About a week or so ago I announced that I believed I was done with the rough draft of Prelude to Forever, the story of how Rachel and John met and fell in love before A Symphony of Cicadas. Having planned on this book being a novelette, I was satisfied with the shorter length, and the place I would leave off at. I hand-wrote the whole rough draft of the book, and have been spending the time since that announcement retyping everything I wrote. It’s been an arduous process, though somewhat satisfying as I am able to edit as I go, creating a much cleaner version of what I’ve been writing. And the story is evolving slightly, adding a few interesting layers to characters and their situations.
Of course, a few details I’d planned have changed too. In doing so, I have opened the door to continuing the story beyond what I have already written – meaning this might be more of a full-length novel than a novelette. The original story was just going to focus on John and Rachel’s romance. But now I am expanding to what it’s like to blend a family – all the messy and awkward parts of it.
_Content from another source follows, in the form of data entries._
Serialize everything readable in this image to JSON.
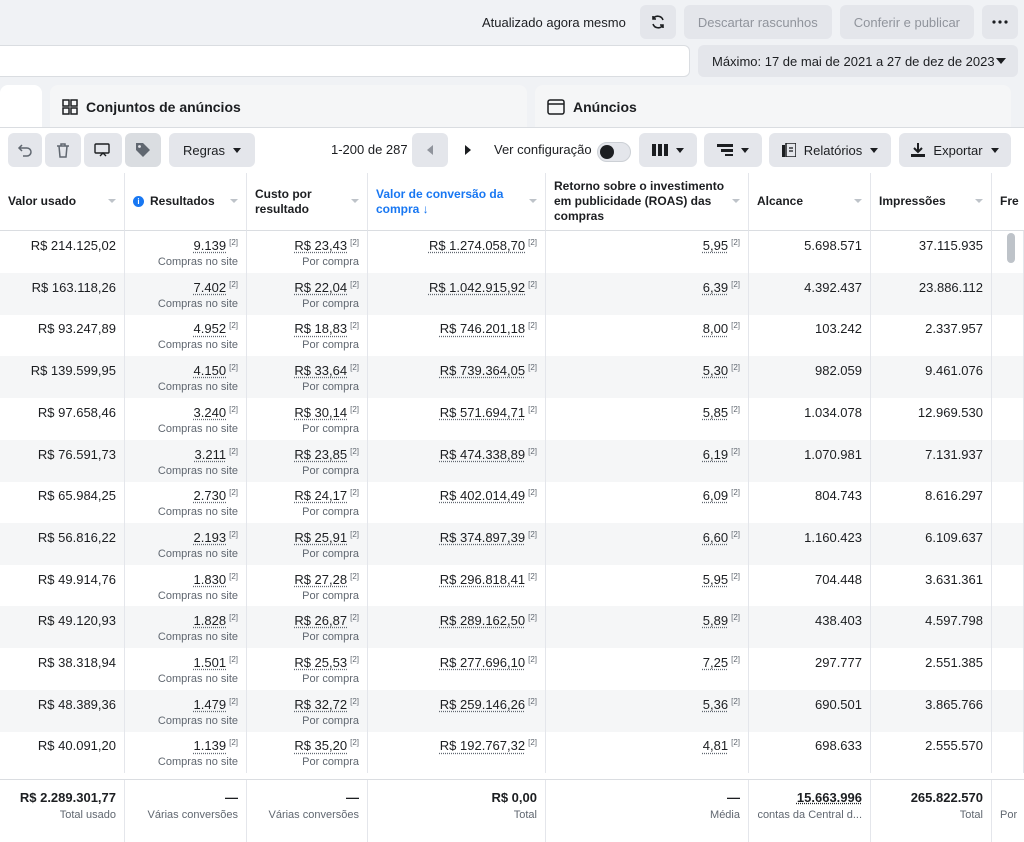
{
  "topbar": {
    "updated": "Atualizado agora mesmo",
    "discard": "Descartar rascunhos",
    "publish": "Conferir e publicar"
  },
  "date_range": "Máximo: 17 de mai de 2021 a 27 de dez de 2023",
  "tabs": {
    "adsets": "Conjuntos de anúncios",
    "ads": "Anúncios"
  },
  "toolbar": {
    "rules": "Regras",
    "page_range": "1-200 de 287",
    "view_config": "Ver configuração",
    "reports": "Relatórios",
    "export": "Exportar"
  },
  "columns": {
    "spent": "Valor usado",
    "results": "Resultados",
    "cost": "Custo por resultado",
    "conv_value": "Valor de conversão da compra ↓",
    "roas": "Retorno sobre o investimento em publicidade (ROAS) das compras",
    "reach": "Alcance",
    "impressions": "Impressões",
    "freq": "Fre"
  },
  "ref_mark": "[2]",
  "sub_results": "Compras no site",
  "sub_cost": "Por compra",
  "rows": [
    {
      "spent": "R$ 214.125,02",
      "results": "9.139",
      "cost": "R$ 23,43",
      "conv": "R$ 1.274.058,70",
      "roas": "5,95",
      "reach": "5.698.571",
      "impr": "37.115.935"
    },
    {
      "spent": "R$ 163.118,26",
      "results": "7.402",
      "cost": "R$ 22,04",
      "conv": "R$ 1.042.915,92",
      "roas": "6,39",
      "reach": "4.392.437",
      "impr": "23.886.112"
    },
    {
      "spent": "R$ 93.247,89",
      "results": "4.952",
      "cost": "R$ 18,83",
      "conv": "R$ 746.201,18",
      "roas": "8,00",
      "reach": "103.242",
      "impr": "2.337.957"
    },
    {
      "spent": "R$ 139.599,95",
      "results": "4.150",
      "cost": "R$ 33,64",
      "conv": "R$ 739.364,05",
      "roas": "5,30",
      "reach": "982.059",
      "impr": "9.461.076"
    },
    {
      "spent": "R$ 97.658,46",
      "results": "3.240",
      "cost": "R$ 30,14",
      "conv": "R$ 571.694,71",
      "roas": "5,85",
      "reach": "1.034.078",
      "impr": "12.969.530"
    },
    {
      "spent": "R$ 76.591,73",
      "results": "3.211",
      "cost": "R$ 23,85",
      "conv": "R$ 474.338,89",
      "roas": "6,19",
      "reach": "1.070.981",
      "impr": "7.131.937"
    },
    {
      "spent": "R$ 65.984,25",
      "results": "2.730",
      "cost": "R$ 24,17",
      "conv": "R$ 402.014,49",
      "roas": "6,09",
      "reach": "804.743",
      "impr": "8.616.297"
    },
    {
      "spent": "R$ 56.816,22",
      "results": "2.193",
      "cost": "R$ 25,91",
      "conv": "R$ 374.897,39",
      "roas": "6,60",
      "reach": "1.160.423",
      "impr": "6.109.637"
    },
    {
      "spent": "R$ 49.914,76",
      "results": "1.830",
      "cost": "R$ 27,28",
      "conv": "R$ 296.818,41",
      "roas": "5,95",
      "reach": "704.448",
      "impr": "3.631.361"
    },
    {
      "spent": "R$ 49.120,93",
      "results": "1.828",
      "cost": "R$ 26,87",
      "conv": "R$ 289.162,50",
      "roas": "5,89",
      "reach": "438.403",
      "impr": "4.597.798"
    },
    {
      "spent": "R$ 38.318,94",
      "results": "1.501",
      "cost": "R$ 25,53",
      "conv": "R$ 277.696,10",
      "roas": "7,25",
      "reach": "297.777",
      "impr": "2.551.385"
    },
    {
      "spent": "R$ 48.389,36",
      "results": "1.479",
      "cost": "R$ 32,72",
      "conv": "R$ 259.146,26",
      "roas": "5,36",
      "reach": "690.501",
      "impr": "3.865.766"
    },
    {
      "spent": "R$ 40.091,20",
      "results": "1.139",
      "cost": "R$ 35,20",
      "conv": "R$ 192.767,32",
      "roas": "4,81",
      "reach": "698.633",
      "impr": "2.555.570"
    }
  ],
  "footer": {
    "spent": "R$ 2.289.301,77",
    "spent_sub": "Total usado",
    "results": "—",
    "results_sub": "Várias conversões",
    "cost": "—",
    "cost_sub": "Várias conversões",
    "conv": "R$ 0,00",
    "conv_sub": "Total",
    "roas": "—",
    "roas_sub": "Média",
    "reach": "15.663.996",
    "reach_sub": "contas da Central d...",
    "impr": "265.822.570",
    "impr_sub": "Total",
    "freq_sub": "Por"
  },
  "icons": [
    "refresh-icon",
    "more-icon",
    "undo-icon",
    "trash-icon",
    "duplicate-icon",
    "tag-icon",
    "prev-page-icon",
    "next-page-icon",
    "columns-icon",
    "breakdown-icon",
    "reports-icon",
    "export-icon",
    "adsets-icon",
    "ads-icon",
    "info-icon"
  ]
}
Thing is, this is a scary thing to write about, mostly because it hits so close to home. When I had first planned on writing this story, the family blending was the biggest reason why. But slowly I started to phase that part out. I see now it’s because writing about it would make me have to face things in my own home that were uncomfortable or unpleasant.
I see step-families all around me, and some of them act as if blending their family was the most natural thing in the world. The others act as if their stepchildren were spawn of the devil. Our family is somewhere in the middle, where things are neither terrible or all that great. There are some days where it feels like our family is just cruising along, and everything is going like clockwork. And there are other days when we’ve never felt more disjointed. Both my husband and I have a mental list going on how much better the other person’s child would have been if we’d raised them with our opposite ideals. Our children have a mental list of why their stepparent is weird and unapproachable. And the list of inequities on all sides is a mile long.
And then there are the little surprises, like the other day when my teenage stepson greeted me with a heartfelt hug when I came home from work – the second or third hug we’ve shared in the six-and-a-half years we’ve known each other…and it made me so happy I did all his chores for him.
Today I was listening to a podcast on writing, and the subject was about the creative process. The point in it was to put energy towards the things you’re excited about. If a project is draining you, it might be time to set it down and walk away. It may be the wrong project.
Listening to this, I realized how draining this story is to me right now. And all day long I’ve been mulling over whether it’s time to set this down and start on something new. It’s tempting – there’s one project I’ve placed on the back burner that I’m itching to dive into. But I’ve also realized that I’m struggling with this story because it’s edging a place in my own life that’s difficult to write about. As I get closer to that part of the story, the temptation to walk away from the book grows.
So for now, I’m sticking with the story. I’m not sure how many people will actually be affected whether I write this story or not, but I realize I need to at least try. There still might come a day when I decide I need to put this down for my own sanity. But for now, I’m going to let Rachel, John, Joey, and Sam share their story through me, and maybe even offer a few answers towards my own messy family.